• **WHAT THE TASK ASKS**: If a line in the records below holds the word "label", copy it.

• **DATA TO PROCESS**:

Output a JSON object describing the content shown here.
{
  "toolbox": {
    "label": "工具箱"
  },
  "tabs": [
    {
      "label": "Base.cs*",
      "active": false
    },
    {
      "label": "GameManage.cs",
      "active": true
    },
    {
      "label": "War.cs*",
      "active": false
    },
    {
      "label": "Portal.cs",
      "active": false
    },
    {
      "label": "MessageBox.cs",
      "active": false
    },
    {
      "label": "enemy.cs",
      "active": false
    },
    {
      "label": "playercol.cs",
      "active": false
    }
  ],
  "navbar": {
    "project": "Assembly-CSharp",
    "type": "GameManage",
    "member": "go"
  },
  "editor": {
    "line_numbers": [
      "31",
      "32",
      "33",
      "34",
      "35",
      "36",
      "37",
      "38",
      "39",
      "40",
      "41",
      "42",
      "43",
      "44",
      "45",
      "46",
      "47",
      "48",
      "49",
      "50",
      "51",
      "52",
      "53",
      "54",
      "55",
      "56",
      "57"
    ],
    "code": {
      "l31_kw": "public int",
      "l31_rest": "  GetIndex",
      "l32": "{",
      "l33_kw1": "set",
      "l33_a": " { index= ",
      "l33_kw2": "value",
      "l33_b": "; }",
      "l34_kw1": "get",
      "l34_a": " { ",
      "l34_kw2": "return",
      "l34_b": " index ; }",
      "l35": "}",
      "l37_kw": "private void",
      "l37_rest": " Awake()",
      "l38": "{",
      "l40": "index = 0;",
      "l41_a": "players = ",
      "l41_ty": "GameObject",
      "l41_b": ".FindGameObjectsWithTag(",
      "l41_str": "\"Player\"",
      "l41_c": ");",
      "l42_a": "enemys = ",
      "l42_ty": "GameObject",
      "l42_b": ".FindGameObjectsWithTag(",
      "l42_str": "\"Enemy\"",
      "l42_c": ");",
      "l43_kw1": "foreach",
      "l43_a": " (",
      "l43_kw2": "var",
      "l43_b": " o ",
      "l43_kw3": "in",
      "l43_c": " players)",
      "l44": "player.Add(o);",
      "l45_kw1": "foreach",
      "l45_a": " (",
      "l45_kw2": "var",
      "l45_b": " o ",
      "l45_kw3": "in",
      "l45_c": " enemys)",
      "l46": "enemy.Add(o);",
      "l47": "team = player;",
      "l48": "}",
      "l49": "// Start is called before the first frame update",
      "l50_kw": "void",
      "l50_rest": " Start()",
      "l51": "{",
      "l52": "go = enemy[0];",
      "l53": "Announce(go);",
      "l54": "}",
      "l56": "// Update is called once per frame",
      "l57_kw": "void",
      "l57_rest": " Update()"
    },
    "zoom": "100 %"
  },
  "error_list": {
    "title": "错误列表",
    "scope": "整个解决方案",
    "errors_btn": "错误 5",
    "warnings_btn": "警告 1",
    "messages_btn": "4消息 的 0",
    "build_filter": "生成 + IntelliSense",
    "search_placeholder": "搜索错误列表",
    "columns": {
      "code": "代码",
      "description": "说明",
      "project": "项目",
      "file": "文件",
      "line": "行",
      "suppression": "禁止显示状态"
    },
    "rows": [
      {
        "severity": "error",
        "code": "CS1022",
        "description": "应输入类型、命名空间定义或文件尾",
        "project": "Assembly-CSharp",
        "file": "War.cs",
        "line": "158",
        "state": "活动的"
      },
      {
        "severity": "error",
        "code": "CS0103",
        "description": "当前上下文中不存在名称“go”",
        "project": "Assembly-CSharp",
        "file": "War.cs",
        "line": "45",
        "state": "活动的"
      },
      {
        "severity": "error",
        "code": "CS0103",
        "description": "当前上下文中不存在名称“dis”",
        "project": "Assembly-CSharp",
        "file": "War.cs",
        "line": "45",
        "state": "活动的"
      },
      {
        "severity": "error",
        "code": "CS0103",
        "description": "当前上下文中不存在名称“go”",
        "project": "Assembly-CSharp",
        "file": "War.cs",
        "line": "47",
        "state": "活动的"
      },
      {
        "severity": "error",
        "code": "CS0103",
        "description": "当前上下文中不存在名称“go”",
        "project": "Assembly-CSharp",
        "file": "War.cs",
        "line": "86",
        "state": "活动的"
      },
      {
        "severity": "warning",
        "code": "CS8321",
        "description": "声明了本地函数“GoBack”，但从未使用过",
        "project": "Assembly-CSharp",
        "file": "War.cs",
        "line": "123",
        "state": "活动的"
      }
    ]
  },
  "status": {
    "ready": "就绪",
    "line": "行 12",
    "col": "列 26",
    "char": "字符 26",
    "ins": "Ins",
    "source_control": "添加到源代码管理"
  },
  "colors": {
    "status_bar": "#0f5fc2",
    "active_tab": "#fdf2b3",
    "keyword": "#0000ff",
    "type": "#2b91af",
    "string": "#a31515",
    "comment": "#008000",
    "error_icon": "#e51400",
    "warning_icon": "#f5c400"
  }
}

• **OUTPUT FOR THIS EXERCISE**:
    "label": "工具箱"
      "label": "Base.cs*",
      "label": "GameManage.cs",
      "label": "War.cs*",
      "label": "Portal.cs",
      "label": "MessageBox.cs",
      "label": "enemy.cs",
      "label": "playercol.cs",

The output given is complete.